I am currently working on a screening model that is able to predict stable catalyst materials for HCl oxidation in the Deacon process. The Deacon process is named after the English chemist Henry Deacon (1822–1876), who applied for a patent in 1868. Chlorine is produced by oxidizing hydrogen chloride with the chemical formula HCI with oxygen. The aqueous solution of hydrogen chloride, hydrochloric acid or simply hydrochloric acid, is better known.
What is your goal with the screening model?
The screening model serves to select some promising candidates from a wide range of possible catalysts that could be stable and active. By first making a preselection on the basis of theory, we save a lot of effort in later experimental testing of the candidates.
Do you have a life motto?
„Abwarten und Tee trinken“, im wörtlichen sowie im übertragenen Sinn.
Is there a book you would like to recommend?
“Sternstunden der frühen Chemie” by Ernst F. Schwenk. What is interesting from my point of view is that early chemistry, also known as alchemy, was of course, on the one hand, a search for the philosopher's stone, but on the other hand it was essentially a means of sleight of hand. Many of these tricks can still be found today in our Christmas and show lectures. Chemistry as a science did not yet exist at that time. Alchemy followed fixed rules, but it was inexplicable: when I bring certain components together, sparks are created or the color changes. But nobody knew why that was so. Through selected biographies, the book describes the development of chemistry from a mystery to a modern science.

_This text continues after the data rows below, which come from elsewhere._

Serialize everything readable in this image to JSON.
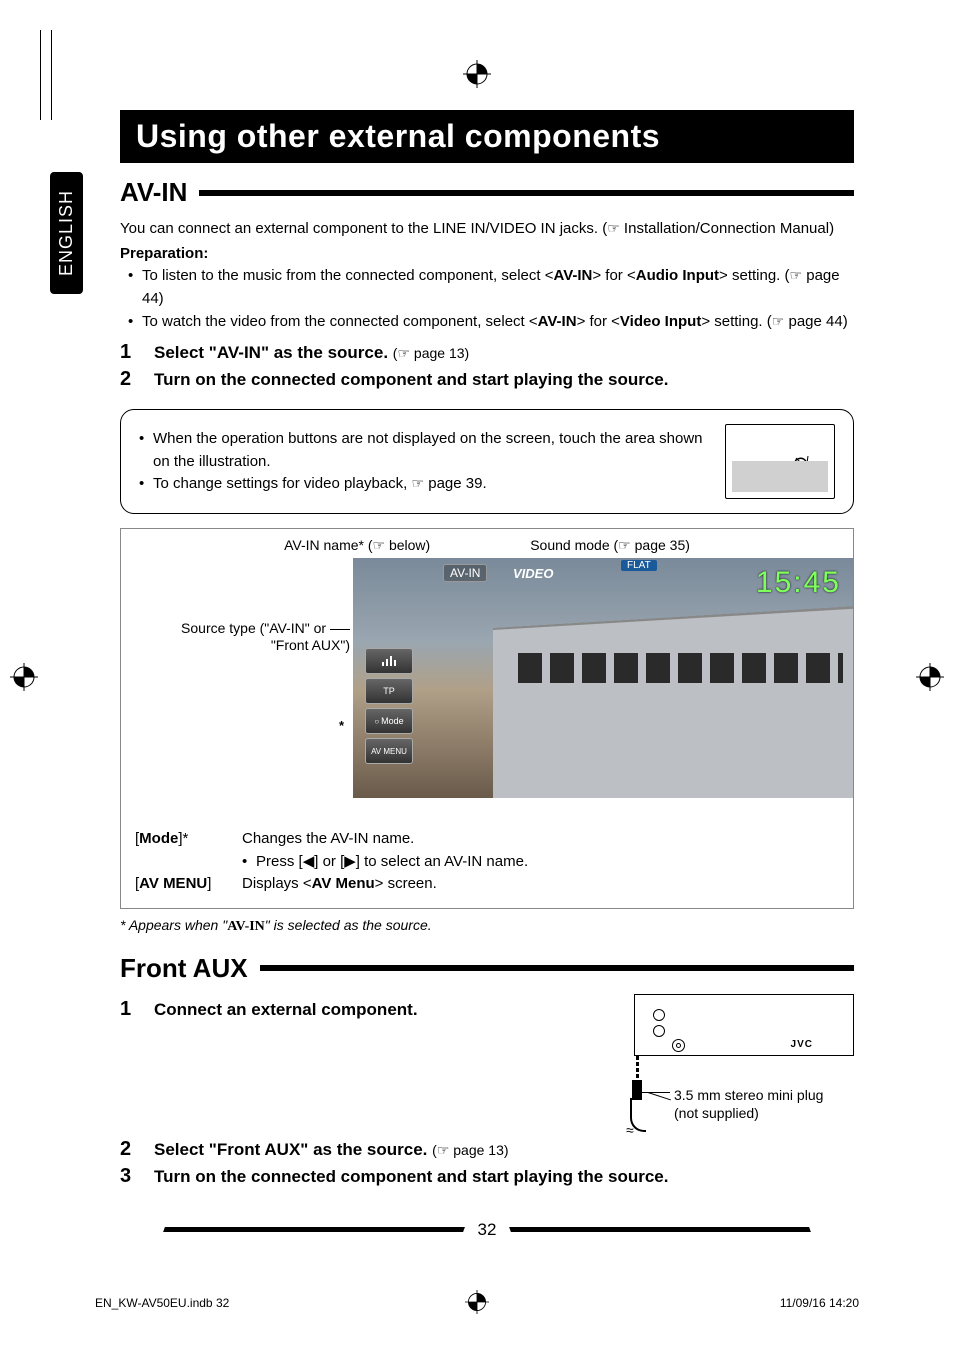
{
  "lang_tab": "ENGLISH",
  "title": "Using other external components",
  "section_avin": {
    "heading": "AV-IN",
    "lead_pre": "You can connect an external component to the LINE IN/VIDEO IN jacks. (",
    "lead_post": " Installation/Connection Manual)",
    "prep_label": "Preparation:",
    "bullets": {
      "b1": {
        "pre": "To listen to the music from the connected component, select <",
        "k1": "AV-IN",
        "mid": "> for <",
        "k2": "Audio Input",
        "post": "> setting. (",
        "page": " page 44)"
      },
      "b2": {
        "pre": "To watch the video from the connected component, select <",
        "k1": "AV-IN",
        "mid": "> for <",
        "k2": "Video Input",
        "post": "> setting. (",
        "page": " page 44)"
      }
    },
    "steps": {
      "s1": {
        "num": "1",
        "text": "Select \"AV-IN\" as the source.",
        "ref": " page 13)"
      },
      "s2": {
        "num": "2",
        "text": "Turn on the connected component and start playing the source."
      }
    },
    "tips": {
      "t1": "When the operation buttons are not displayed on the screen, touch the area shown on the illustration.",
      "t2_pre": "To change settings for video playback, ",
      "t2_post": " page 39."
    },
    "callouts": {
      "avin_name_pre": "AV-IN name* (",
      "avin_name_post": " below)",
      "sound_mode_pre": "Sound mode (",
      "sound_mode_post": " page 35)",
      "source_type_l1": "Source type (\"AV-IN\" or",
      "source_type_l2": "\"Front AUX\")",
      "star": "*"
    },
    "screen": {
      "tag": "AV-IN",
      "subtitle": "VIDEO",
      "flat": "FLAT",
      "clock": "15:45",
      "tp": "TP",
      "mode": "Mode",
      "avmenu": "AV MENU"
    },
    "func": {
      "mode_key_pre": "[",
      "mode_key_bold": "Mode",
      "mode_key_post": "]*",
      "mode_val": "Changes the AV-IN name.",
      "mode_sub_pre": "Press [",
      "mode_sub_mid": "] or [",
      "mode_sub_post": "] to select an AV-IN name.",
      "avmenu_key_pre": "[",
      "avmenu_key_bold": "AV MENU",
      "avmenu_key_post": "]",
      "avmenu_val_pre": "Displays <",
      "avmenu_val_bold": "AV Menu",
      "avmenu_val_post": "> screen."
    },
    "footnote_pre": "*  Appears when \"",
    "footnote_avin": "AV-IN",
    "footnote_post": "\" is selected as the source."
  },
  "section_aux": {
    "heading": "Front AUX",
    "steps": {
      "s1": {
        "num": "1",
        "text": "Connect an external component."
      },
      "s2": {
        "num": "2",
        "text": "Select \"Front AUX\" as the source.",
        "ref": " page 13)"
      },
      "s3": {
        "num": "3",
        "text": "Turn on the connected component and start playing the source."
      }
    },
    "jvc": "JVC",
    "plug_l1": "3.5 mm stereo mini plug",
    "plug_l2": "(not supplied)"
  },
  "page_number": "32",
  "footer": {
    "left": "EN_KW-AV50EU.indb   32",
    "right": "11/09/16   14:20"
  },
  "icons": {
    "pointer": "☞",
    "tri_left": "◀",
    "tri_right": "▶"
  }
}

What would be different without Corona?
Because of Corona, you are thrown into the tasks of a junior professor. There is no course: “How do you become a professor?” My appointment for the written certification of the professorship has been postponed due to Corona, for example. And it's not so easy to speak to someone spontaneously. There is a lack of informal clues that can be found in a spontaneous conversation.
And what do your experiences show: How do you become a professor?
There is the Young Academics Network for junior research group leaders at the TU Berlin, in which junior professors, junior directors of DFG-funded projects and scholarship holders take part. Prof. Dr. Johannes Teichert, junior professor at the Institute for Chemistry, takes care of the network. We met in the beer garden in September 2020. This offers an opportunity for exchange. The group is made up of different leaders, but they all have similar problems. Otherwise you have to ask yourself.
What I particularly like about my work at TU Berlin is ...
... that the students are very motivated and interested.
Interview conducted by Christina Camier.
Read the full interview in German: https://www.tu.berlin/forschen/themenportal-forschen/2021/april/juniorprofessorin-franziska-hess/